Silence and Silencing: Their Centripetal and Centrifugal Forces in Legal Communication, Pedagogy and Discourse

Language and voice have been subjects of great interest to scholars working in the areas of Critical Race Theory and Latina/o Critical Legal Theory. Silence, a counterpart of voice, has not, however, been well theorized. This Article is an invitation to attend to silence and silencing. The first part of the Article argues that one’s use of silence is an aspect of communication that, like accents, is related to one’s culture and may correlate with one’s racial identity. The second part of the Article posits that silence can be a force that disrupts the dominant discourse within the law school classroom, creating learning spaces where deeper dialogue from different points of view can occur.
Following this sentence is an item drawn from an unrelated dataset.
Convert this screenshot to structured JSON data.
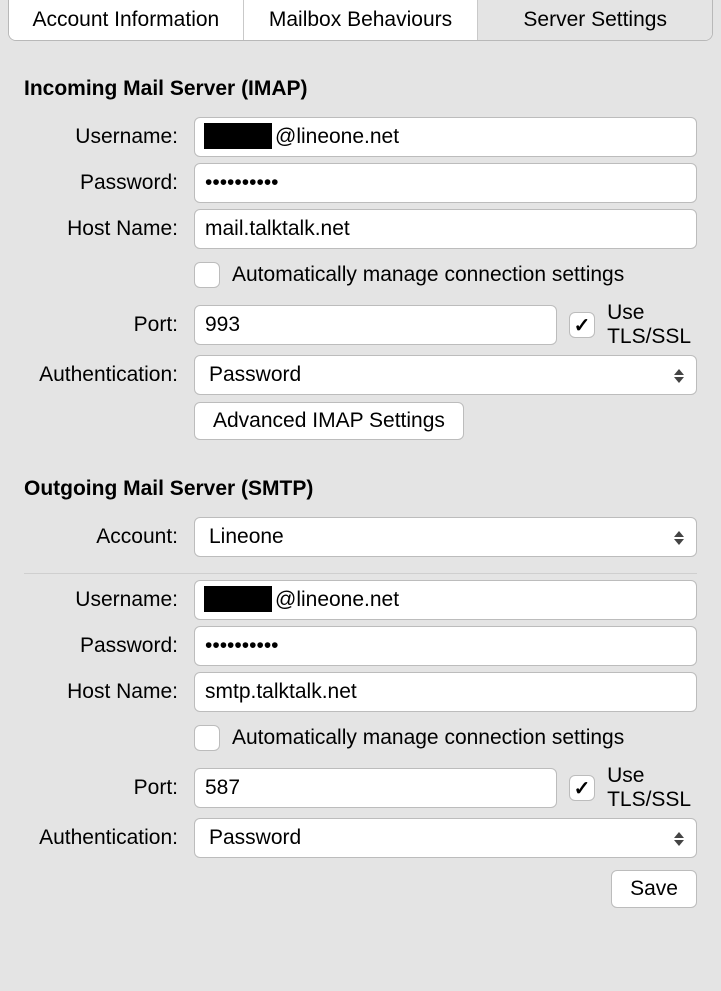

The third part of the Article focuses on the silencing of racial issues within legal discourse and public policy debates, a silencing that is a mechanism for racial control and hegemony. The Article uses the work and imagery of Mikhail Bakhtin, a Russian literary critic, to analyze how silence can have centering and de-centering linguistic force, offering performative and communicative choices that affect racial identities.